Captain Patterson is excited about the potential for Madison Speaks to expand across MPD’s six police districts and benefit the entire city.

“Having officers available and willing to listen to the community and their individual voices has had a more positive impact than I ever imagined,” Patterson said. “I am proud of our officers and community for coming to the table to have these conversations and strive for a better Madison.”


Community members gather in Madison, Wisconsin in March to discuss building trust between local law enforcement and their communities. (Credit: Madison’s South Police District Captain John Patterson)

The MPD South District Community Advisory Board — comprised of citizens from the district — led the efforts alongside the police department to hold the first event, and are planning a second this month.  The board formed discussion questions for the event based on individual interviews which were conducted in the community.

A church and non-profit cohosted the event, and the Madison Community Policing Foundation provided the meal.

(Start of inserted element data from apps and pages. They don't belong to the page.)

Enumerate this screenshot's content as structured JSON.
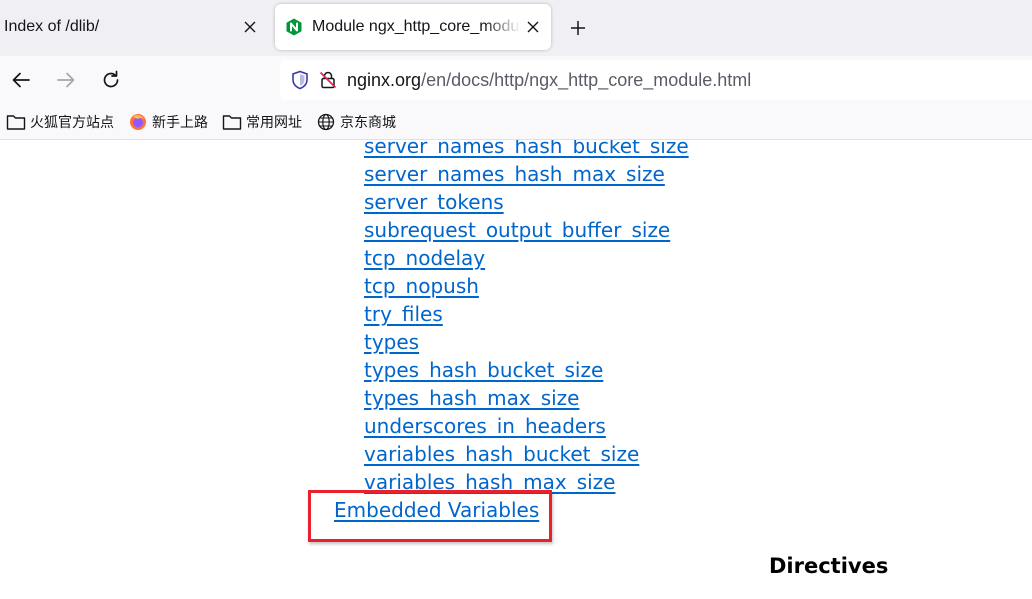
{
  "tabs": [
    {
      "title": "Index of /dlib/",
      "active": false
    },
    {
      "title": "Module ngx_http_core_module",
      "active": true,
      "favicon": "nginx-icon"
    }
  ],
  "nav": {
    "url_host": "nginx.org",
    "url_path": "/en/docs/http/ngx_http_core_module.html"
  },
  "bookmarks": [
    {
      "label": "火狐官方站点",
      "icon": "folder-icon"
    },
    {
      "label": "新手上路",
      "icon": "firefox-icon"
    },
    {
      "label": "常用网址",
      "icon": "folder-icon"
    },
    {
      "label": "京东商城",
      "icon": "globe-icon"
    }
  ],
  "content": {
    "directives": [
      "server_names_hash_bucket_size",
      "server_names_hash_max_size",
      "server_tokens",
      "subrequest_output_buffer_size",
      "tcp_nodelay",
      "tcp_nopush",
      "try_files",
      "types",
      "types_hash_bucket_size",
      "types_hash_max_size",
      "underscores_in_headers",
      "variables_hash_bucket_size",
      "variables_hash_max_size"
    ],
    "embedded_link": "Embedded Variables",
    "section_title": "Directives"
  },
  "colors": {
    "link": "#0066cc",
    "highlight_box": "#e8222c",
    "nginx_green": "#009639"
  }
}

The event drew seventy community members from all walks of life.  Plainclothes officers from the South District sat at each table alongside translators to ensure all could participate and communicate.  Table facilitators assisted in guiding the discussion over the course of the two-hour event with the following questions:

  • On the topic of relationships in our neighborhoods/communities with a focus on fear of/trust in law enforcement:
    • What do you see happening?
    • What do you want to see happen?
  • Considering the answers to question 1, how can we collectively make change now?

At the beginning of the event, officers and community members expressed wariness.  Officers worried they would walk into an unwelcoming space, while community members expressed concerns that officers wouldn’t truly listen.  As the meal began and conversations started the tension began to slowly dissipate.  By the end of the evening, positivity floated throughout the room.  Community members felt genuinely appreciative of the willingness of the officers to listen and hear their voices.

MPD documented three key lessons learned from the community:

  • In this setting, the community felt more comfortable interacting with officers; the uniform in some scenarios can be a barrier.
  • The community cares that their officers are trained on topics such as racial profiling and implicit bias.
  • The community is more likely to engage with officers if they attend local events in addition to specific police-community relationship building events.

Documented conversations from the first Madison Speaks will help guide future discussions. MPD will share the conversations with all officers in the South District and will incorporate community input in decision making and practice.  As Madison Speaks continues, the overarching themes that emerge from the community will help guide planning discussions within the department.

TaraD_EDITEDAbout the author: Tara Dhanraj is a Senior Associate for Justice Reform at the NLC Institute for Youth, Education, and Families.